$ like in *nix shells?
By using a
\ as path separator, they needed a different marker for control character encoding, and did choose
$ which in turn meant that the variable marker need to be another one, which turned out as
So by choosing
% instead they could have kept
$ for variables, but then again is the parser structured a bit different as it allows concatenated strings, thus needing a finishing marker at the end of named variables. So they didn't and the rest is history :))
I'm not complete so sure right now about the full implications, but
$ is used at least in three different ways on the MS-DOS command line and in batch.
- Expand a batch variable to a full path name with
- Defining special content for the PROMPT command like date and time as in
prompt $d $t$g.
- Code the escape character in parameters as
echo $e[0mfor screen reset.
Especially the does give the lead here, as marking special characters in Unix is done via a backslash
\, which in DOS marks a directory level. MS had to use
$ instead, so
Further, but way later (DOS 5)
- DOSKEY used
$to indicate special functions in macro generation.
Surprisingly, its predecessor CP/M did use
$ as variable indicator as well as marker for special meanings in some commands (like privileges in
In CP/M batch files are run with the
SUBMIT command, which will read a file (standard ending

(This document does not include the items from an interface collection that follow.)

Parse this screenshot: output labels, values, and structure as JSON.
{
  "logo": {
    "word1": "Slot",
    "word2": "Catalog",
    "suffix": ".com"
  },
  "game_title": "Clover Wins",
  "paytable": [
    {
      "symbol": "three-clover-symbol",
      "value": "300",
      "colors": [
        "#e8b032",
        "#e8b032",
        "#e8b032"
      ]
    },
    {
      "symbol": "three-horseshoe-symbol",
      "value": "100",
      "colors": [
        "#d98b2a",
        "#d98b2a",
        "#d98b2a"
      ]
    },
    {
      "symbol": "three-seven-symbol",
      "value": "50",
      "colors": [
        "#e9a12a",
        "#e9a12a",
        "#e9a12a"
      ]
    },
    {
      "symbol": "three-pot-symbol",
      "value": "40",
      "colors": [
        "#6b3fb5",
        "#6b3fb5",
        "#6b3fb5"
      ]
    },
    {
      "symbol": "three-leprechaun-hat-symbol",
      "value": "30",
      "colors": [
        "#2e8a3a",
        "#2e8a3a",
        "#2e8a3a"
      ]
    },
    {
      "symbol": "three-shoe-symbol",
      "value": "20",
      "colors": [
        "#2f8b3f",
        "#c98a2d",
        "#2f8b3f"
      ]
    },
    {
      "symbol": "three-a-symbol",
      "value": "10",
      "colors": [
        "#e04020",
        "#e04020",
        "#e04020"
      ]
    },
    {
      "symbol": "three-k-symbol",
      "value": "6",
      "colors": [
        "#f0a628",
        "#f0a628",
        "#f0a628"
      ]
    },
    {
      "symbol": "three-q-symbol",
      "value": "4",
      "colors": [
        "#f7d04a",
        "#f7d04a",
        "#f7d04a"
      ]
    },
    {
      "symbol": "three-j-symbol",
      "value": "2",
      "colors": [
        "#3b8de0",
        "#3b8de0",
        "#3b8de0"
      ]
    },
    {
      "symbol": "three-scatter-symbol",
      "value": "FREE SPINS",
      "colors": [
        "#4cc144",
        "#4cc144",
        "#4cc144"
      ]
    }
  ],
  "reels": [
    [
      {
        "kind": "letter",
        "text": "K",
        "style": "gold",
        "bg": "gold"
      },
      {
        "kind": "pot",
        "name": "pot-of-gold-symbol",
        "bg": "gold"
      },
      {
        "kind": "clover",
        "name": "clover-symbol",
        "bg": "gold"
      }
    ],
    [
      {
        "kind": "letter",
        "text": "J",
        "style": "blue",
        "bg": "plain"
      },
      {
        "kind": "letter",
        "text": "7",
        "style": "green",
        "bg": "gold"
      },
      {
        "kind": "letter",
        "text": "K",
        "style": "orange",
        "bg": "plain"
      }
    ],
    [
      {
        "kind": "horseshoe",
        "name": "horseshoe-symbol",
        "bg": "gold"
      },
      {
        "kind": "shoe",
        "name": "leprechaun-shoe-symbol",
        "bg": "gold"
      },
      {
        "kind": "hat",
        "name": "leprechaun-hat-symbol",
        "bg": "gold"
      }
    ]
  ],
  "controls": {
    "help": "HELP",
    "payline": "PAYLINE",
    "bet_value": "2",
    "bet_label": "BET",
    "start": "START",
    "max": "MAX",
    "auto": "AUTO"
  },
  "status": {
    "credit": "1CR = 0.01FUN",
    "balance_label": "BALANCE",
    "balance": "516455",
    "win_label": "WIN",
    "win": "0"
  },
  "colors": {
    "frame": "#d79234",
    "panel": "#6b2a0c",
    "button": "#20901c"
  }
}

.SUB) and feed each line to the OS, after replacing variables marked with
$. DOS has this feature build in and treats
.BAT files like programs.